Doctoral candidate Helene Birkelund Erlandsen at the Department of Geosciences, Faculty of Mathematics and Natural Sciences, is defending the thesis Perturbing and constraining Norway's surface water and energy balance for the degree of Philosophiae Doctor.
Helene Birkelund Erlandsen. Photo: Private
The PhD defence and trial lecture are fully digital and streamed using Zoom. The host of the session will moderate the technicalities while the chair of the defence will moderate the disputation. A limited number of seats are available in auditorium 1.
Ex auditorio questions: the chair of the defence will invite the audience to ask ex auditorio questions either written or oral. This can be requested by clicking 'Participants -> Raise hand'.
Causes and effects of current and future heatwaves over Nordic regions
Conferral summary (in Norwegian)
Mengde vann i norske kraftmagasiner og vårflommer og temperaturen vi opplever er prisgitt vann- og energibalansen på bakken. I avhandlingen belyses hvordan endringer på bakkenivå påvirker atmosfæren over, og omvendt. Ved bruk av en regional klimamodell finner vi at årlig avrenning i Sør-Norge er sensitiv for endringer av sjø-overflatetemperaturen eller hvor tregrensen går. Videre presenteres et høy-oppløst strålings- og fuktighets-datasett for Norge med atmosfæriske variabler som inngår i bakkens vann- og energibalanse. En studie av Norges vannbalanse der stråling og fuktighet benyttes som inngangsdata i en videreutviklet hydrologisk modell, viser at det er usikkerhet i eksisterende estimater for normal nedbør og fordampning.
Main research findings
Popular scientific article about Erlandsen’s dissertation:
Perturbing and constraining Norway's surface water and energy balance
This summer extreme flooding events and wildfires took place worldwide. The interplay of the land surface and atmosphere has been studied for a thousand years.

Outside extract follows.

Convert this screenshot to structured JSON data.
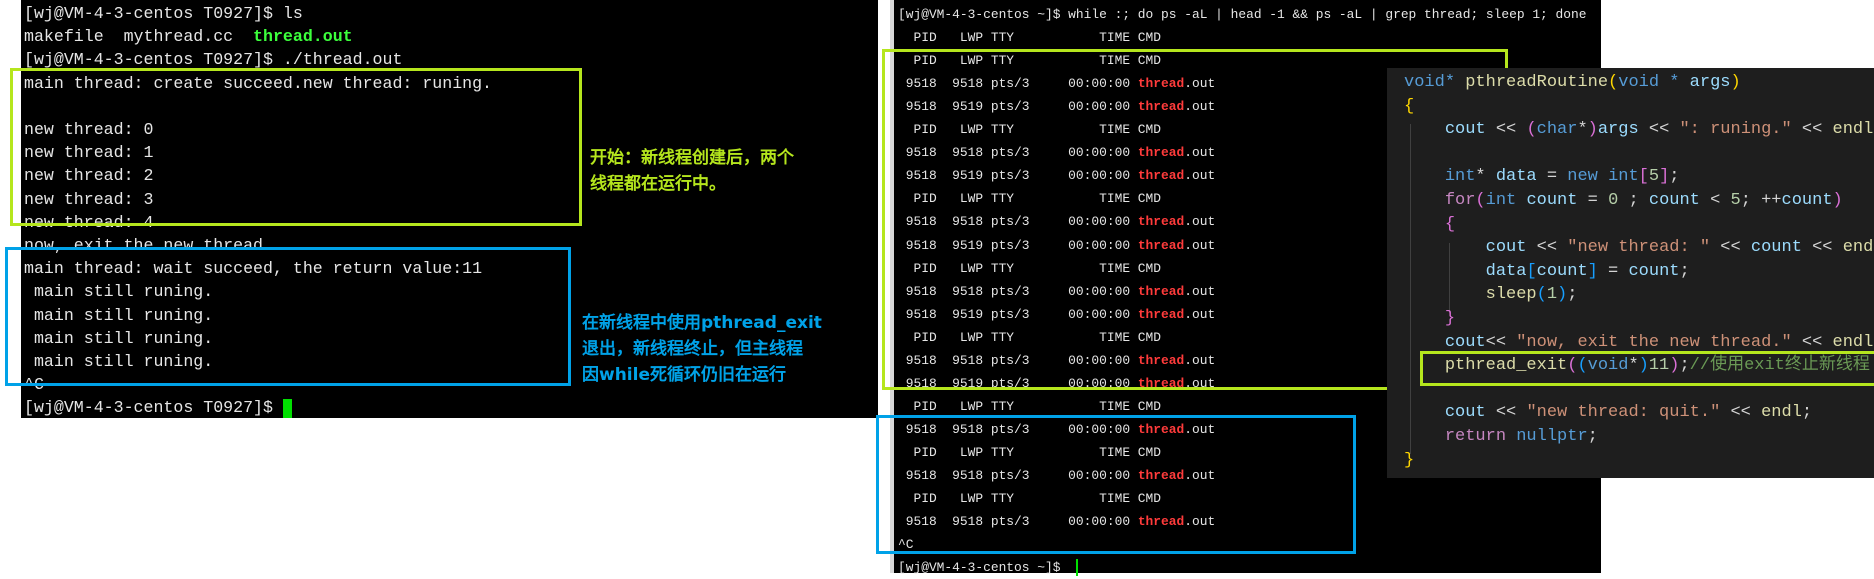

Yet, we are still unsure about how changes on the land surface impact the atmosphere and vice versa. Further, present-day models of surface and near-surface variables rely on simplifications. This thesis takes on these issues in three studies, by combining novel model experiments and observational data.
In one study we conducted experiments in a regional climate model centered on South Norway. We perturbed surface features, either forest extent, snow cover, or sea surface temperature (SST). Annual precipitation and runoff were sensitive to both forest extent and SST changes. Another study considers two drivers of the land surface: near-surface humidity and incident radiation. It presents a new method producing a high-resolution data-set of these variables. Exciting estimates and the new data-set were compared with observational data. A limited number of seats are available in auditorium 1.
The new data-set was exploited in a third study. In a gridded hydrological model we allowed snowmelt and evaporation to also react to humidity and radiation. Comparison with previous studies showed uncertainty about Norway's average annual precipitation and evaporation.
Photo and other information:
Press photo: Helene Birkelund Erlandsen, portrait; 500px. Photo: Private
Other photo material: Figure with description and credit as specified in the article above, size 1000px.